All that must take place while the train is running at full speed and without missing a beat, since setbacks at larger scales can be lethal.

If it sounds hard, that’s because it is hard. I know first hand. It’s been a good part of my 5+ years at Upstream, where I had the good fortune and privilege of contributing to such a transformation.

When I joined in September of 2007, the company had about 40 employees and a single office in Athens. By the end of 2011,  it had transformed into a mature company and a global industry leader with 160 employees, over $100 million in revenue, 8 offices around the world and customers in more than 40 countries.

Did  the company qualify as a startup ready to grow-up in September of 2007? After all, it had been around since 2001 and 40 employees is not what a startup normally looks like.

The answer is yes. By September of 2007, the company was gearing up for unprecedented growth. It had turned a very promising idea into a first version of a completely new product, which had been successfully tried in the market a few times. The day I joined, after a truly heroic summer that left several people burned-out for months, the company launched its biggest project yet with the most important international client it ever had. It was a giant gamble and a spectacular success. The success proved unequivocally the solidity of the new business model. It also gave the company the ammunition needed (in terms of cash and customer references) to fuel its very aggressive business plan for global expansion. The “growing-up stage was about to begin.

Within a little more than a year, I found myself running the technology and operations department, accounting for about half of the people at the company. My job, along with the rest of the management team, was to build an organization that could keep up with the explosive growth the company was experiencing. This meant guiding the technical teams in scaling our homegrown software platform as well the infrastructure needed to support our global expansion. It also meant dramatically scaling our operations to efficiently execute and support on a 24x7x365 basis the ever growing number of projects around the globe.

It was a truly wild ride. Along the way, I learned a lot about what it takes to grow a company into a global industry leader. I experienced the ups and downs, the rough times and the good times, the tough decisions and the celebrations of a company working flat out to succeed globally.

It’s some of these experiences and learnings that I have decided to share in a series of upcoming posts.

Now, more than ever, perhaps for the first time, there will be a number of promising startups in Greece that will get the chance to reach the growing-up stage and will have to deal with a part of the startup journey that few have told them about.

So I think that this is the right time to open up the conversation about how to deal with that. I believe that public discourse over the matter will help them be better prepared when the time comes.

An additional motivation is that Greek startups will most likely have a harder time staffing for this growing-up stage due to market structure and limited past success stories. As such, it’s a bigger issue that requires a lot more attention than in the US for example where there are armies of trained managers who can bring just the right type of skills to the mix.

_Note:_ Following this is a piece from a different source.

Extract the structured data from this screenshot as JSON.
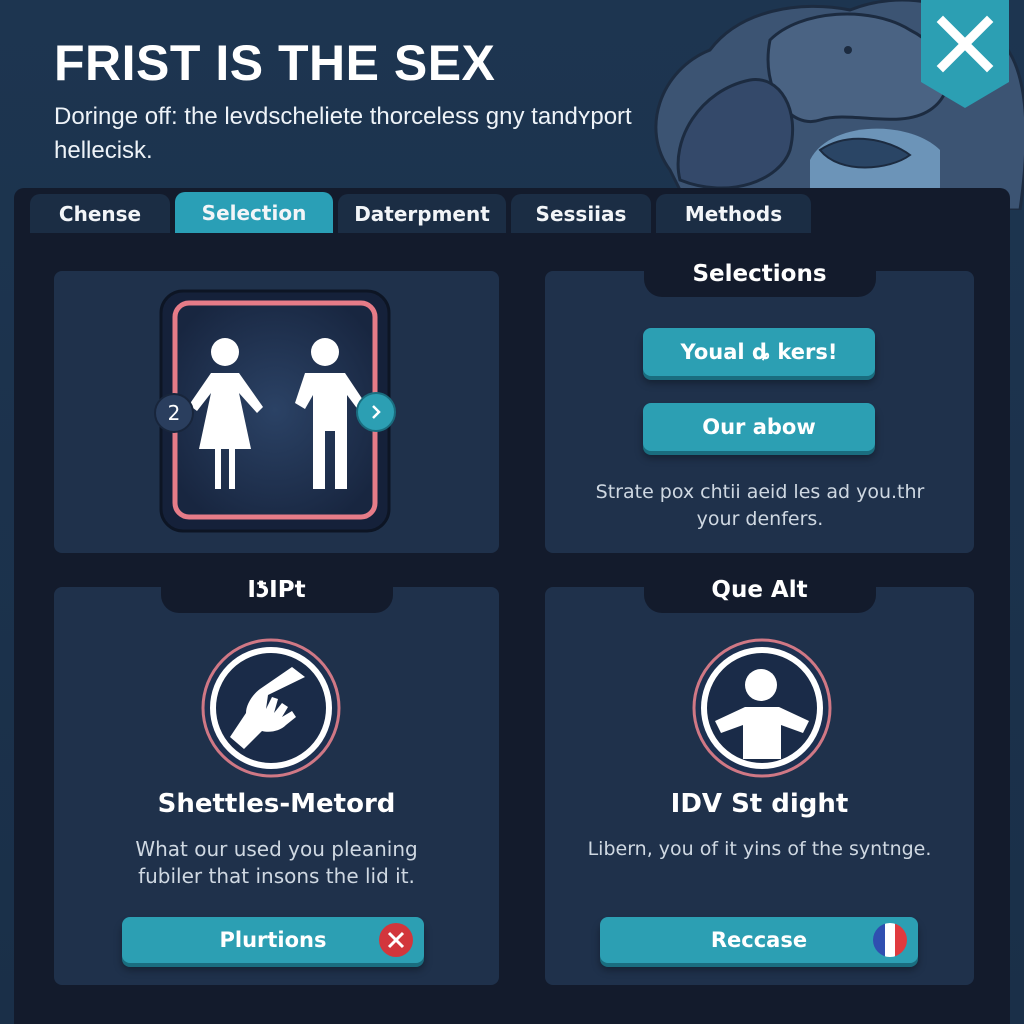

The posts are by no means intended to be in the form of advice. After all, as the saying goes, “the best advice is this: don’t take advice and don’t give advice”. My intention is to share experiences and learnings that I picked up from the real world training that I got in this arena, in the hopes that other people will find them useful and that they will contribute to the public discourse.

As a final note, I should make a couple of important notes about the posts to come:

  • I will shy away from discussing commercial and marketing strategies since those are quite unique to each company, business model, product and industry. There are also other people who can do this better than me.
  • I will use examples wherever I can, while keeping within reasonable confidentiality bounds.

All in all, I can honestly say that the journey from startup to maturity as I have experienced it has been superbly challenging, but at the same time unbelievably exhilarating and rewarding. I hope my posts will tell a small part of that story.